Therefore, we will work with clients to manage their anxiety and insomnia without medications. Some of the ways we do this include:
Cognitive behavioral therapy – This therapeutic approach helps clients identify unhealthy thought processes, beliefs and behaviors and work to change these with the help of assignments between therapy sessions and by putting skills learned in therapy into practice in real life. CBT can provide clients a sense of control over their lives and studies have shown it to be effective in treating anxiety disorders.
Neurofeedback – A noninvasive biofeedback technique, neurofeedback uses visual and auditory stimuli to train the brain to function more effectively and efficiently. It has been shown to decrease obsessive thoughts, which can help with anxiety and insomnia.

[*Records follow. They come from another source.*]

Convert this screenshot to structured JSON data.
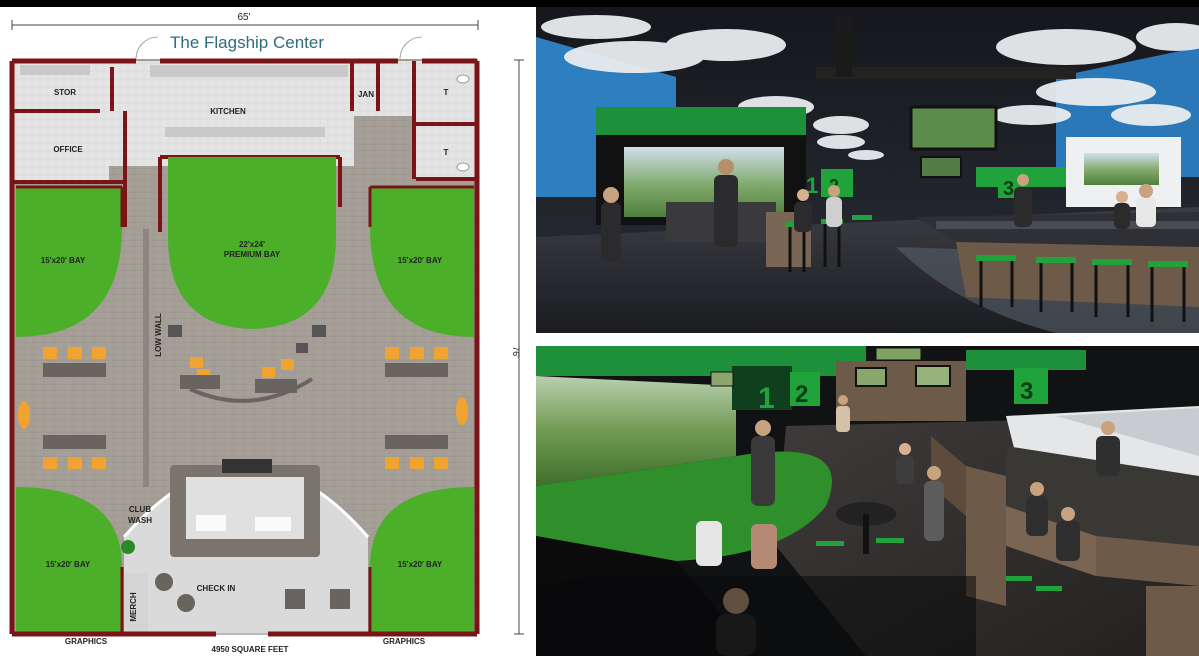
{
  "floor_plan": {
    "title": "The Flagship Center",
    "width_dimension": "65'",
    "height_dimension": "76'",
    "rooms": {
      "stor": "STOR",
      "kitchen": "KITCHEN",
      "jan": "JAN",
      "toilet_1": "T",
      "toilet_2": "T",
      "office": "OFFICE",
      "bay_top_left": "15'x20' BAY",
      "premium_bay_size": "22'x24'",
      "premium_bay_label": "PREMIUM BAY",
      "bay_top_right": "15'x20' BAY",
      "low_wall": "LOW WALL",
      "club": "CLUB",
      "wash": "WASH",
      "bay_bottom_left": "15'x20' BAY",
      "bay_bottom_right": "15'x20' BAY",
      "check_in": "CHECK IN",
      "merch": "MERCH"
    },
    "footer": {
      "graphics_left": "GRAPHICS",
      "square_feet": "4950 SQUARE FEET",
      "graphics_right": "GRAPHICS"
    }
  },
  "renders": {
    "top_bay_numbers": [
      "1",
      "2",
      "3"
    ],
    "bottom_bay_numbers": [
      "1",
      "2",
      "3"
    ]
  },
  "colors": {
    "wall": "#7a1416",
    "turf": "#4caf2a",
    "floor": "#a39e98",
    "accent_green": "#1fa33a"
  }
}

Mindfulness – Paying attention to the body and breath can have a calming effect and help people become less reactive and overstimulated. Mindfulness meditation has been shown to help people with generalized anxiety disorder.
Fitness – Exercise is a natural stress reliever and can help ease anxiety symptoms.

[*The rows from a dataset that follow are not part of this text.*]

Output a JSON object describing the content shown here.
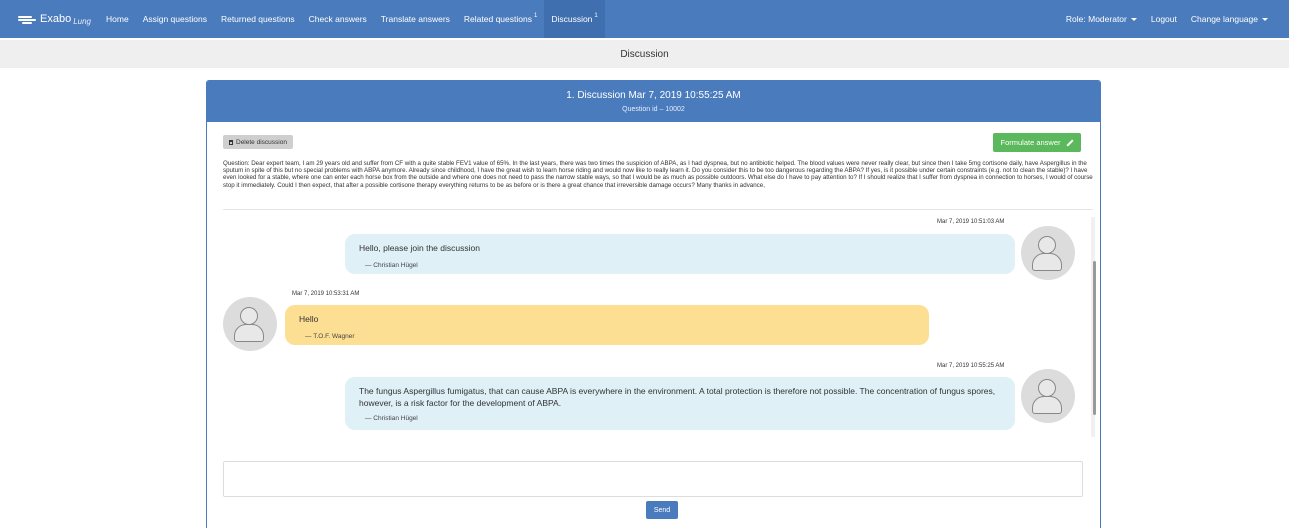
{
  "navbar": {
    "brand": "Exabo",
    "brand_sub": "Lung",
    "items": [
      {
        "label": "Home",
        "badge": ""
      },
      {
        "label": "Assign questions",
        "badge": ""
      },
      {
        "label": "Returned questions",
        "badge": ""
      },
      {
        "label": "Check answers",
        "badge": ""
      },
      {
        "label": "Translate answers",
        "badge": ""
      },
      {
        "label": "Related questions",
        "badge": "1"
      },
      {
        "label": "Discussion",
        "badge": "1"
      }
    ],
    "active_item": "Discussion",
    "role": "Role: Moderator",
    "logout": "Logout",
    "language": "Change language",
    "color": "#4a7bbd"
  },
  "subheader": {
    "title": "Discussion"
  },
  "panel": {
    "title": "1. Discussion Mar 7, 2019 10:55:25 AM",
    "subtitle": "Question id – 10002",
    "delete_label": "Delete discussion",
    "formulate_label": "Formulate answer",
    "question": "Question: Dear expert team, I am 29 years old and suffer from CF with a quite stable FEV1 value of 65%. In the last years, there was two times the suspicion of ABPA, as I had dyspnea, but no antibiotic helped. The blood values were never really clear, but since then I take 5mg cortisone daily, have Aspergillus in the sputum in spite of this but no special problems with ABPA anymore. Already since childhood, I have the great wish to learn horse riding and would now like to really learn it. Do you consider this to be too dangerous regarding the ABPA? If yes, is it possible under certain constraints (e.g. not to clean the stable)? I have even looked for a stable, where one can enter each horse box from the outside and where one does not need to pass the narrow stable ways, so that I would be as much as possible outdoors. What else do I have to pay attention to? If I should realize that I suffer from dyspnea in connection to horses, I would of course stop it immediately. Could I then expect, that after a possible cortisone therapy everything returns to be as before or is there a great chance that irreversible damage occurs? Many thanks in advance,"
  },
  "messages": [
    {
      "timestamp": "Mar 7, 2019 10:51:03 AM",
      "text": "Hello, please join the discussion",
      "author": "— Christian Hügel",
      "side": "right",
      "color": "#dff0f7"
    },
    {
      "timestamp": "Mar 7, 2019 10:53:31 AM",
      "text": "Hello",
      "author": "— T.O.F. Wagner",
      "side": "left",
      "color": "#fddf93"
    },
    {
      "timestamp": "Mar 7, 2019 10:55:25 AM",
      "text": "The fungus Aspergillus fumigatus, that can cause ABPA is everywhere in the environment. A total protection is therefore not possible. The concentration of fungus spores, however, is a risk factor for the development of ABPA.",
      "author": "— Christian Hügel",
      "side": "right",
      "color": "#dff0f7"
    }
  ],
  "reply": {
    "placeholder": "",
    "send_label": "Send"
  }
}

Education – It’s important that we educate clients that anxiety and insomnia can be a normal part of addiction recovery. We help clients understand that anxiety may have been an ongoing problem for them well before their addiction. It will take some time to correct now that they’re not using drugs or alcohol. Clients often come into treatment on safe medications for anxiety or depression and they want immediate changes. Helping them understand why these medications didn’t work or stopped working while they were actively using drugs is important. These medications need time to work while they’re sober. Time and sobriety are often the best choice. Accepting that requires education.
Good sleep hygiene – We encourage clients to practice good sleep hygiene to combat insomnia. This includes not using electronics close to bedtime, keeping a consistent sleep schedule, having a regular bedtime routine, having a supportive and calming sleep environment, exercising and avoiding caffeine.
Our medical staff and therapists work closely with clients to determine if they need to be prescribed medication versus just needing to understand that anxiety and insomnia are a natural part of the recovery process. Typically, we tell clients to give it four to six weeks using their new coping skills to help alleviate symptoms. That being said, if we find that after a few weeks a client is experiencing pretty significant distress due to anxiety, we will try to ease their symptoms with some of the previously mentioned SSRIs. We weigh that carefully with their progress though. Medications can change lives, but the body does have an innate ability to heal itself if given the opportunity. So, we consider many factors when deciding, and we listen most of all to the client.
By Robert Matylewicz, DO, ABAM, Medical Director at Clarity Way